**Work item**
Every record that follows should be written out word for word; the pictures stay out.

Web page and app entries
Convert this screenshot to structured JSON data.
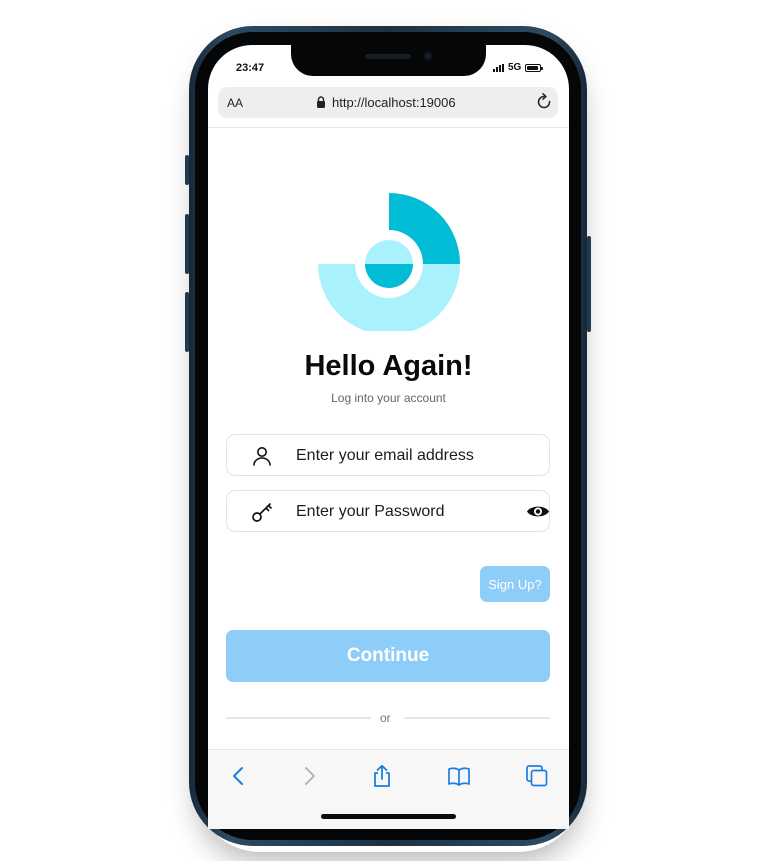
{
  "status_bar": {
    "time": "23:47",
    "network": "5G"
  },
  "browser": {
    "text_size_label": "AA",
    "url": "http://localhost:19006"
  },
  "login": {
    "title": "Hello Again!",
    "subtitle": "Log into your account",
    "email_placeholder": "Enter your email address",
    "password_placeholder": "Enter your Password",
    "signup_label": "Sign Up?",
    "continue_label": "Continue",
    "divider_label": "or"
  },
  "colors": {
    "accent": "#8dcdf8",
    "logo_dark": "#00bcd4",
    "logo_light": "#a9f2fd"
  },
  "icons": {
    "email_field": "user-icon",
    "password_field": "key-icon",
    "password_toggle": "eye-icon",
    "toolbar": [
      "back-icon",
      "forward-icon",
      "share-icon",
      "bookmarks-icon",
      "tabs-icon"
    ]
  }
}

**Result of this exercise**
Convert this screenshot to structured JSON data.
{
  "status_bar": {
    "time": "23:47",
    "network": "5G"
  },
  "browser": {
    "text_size_label": "AA",
    "url": "http://localhost:19006"
  },
  "login": {
    "title": "Hello Again!",
    "subtitle": "Log into your account",
    "email_placeholder": "Enter your email address",
    "password_placeholder": "Enter your Password",
    "signup_label": "Sign Up?",
    "continue_label": "Continue",
    "divider_label": "or"
  },
  "colors": {
    "accent": "#8dcdf8",
    "logo_dark": "#00bcd4",
    "logo_light": "#a9f2fd"
  },
  "icons": {
    "email_field": "user-icon",
    "password_field": "key-icon",
    "password_toggle": "eye-icon",
    "toolbar": [
      "back-icon",
      "forward-icon",
      "share-icon",
      "bookmarks-icon",
      "tabs-icon"
    ]
  }
}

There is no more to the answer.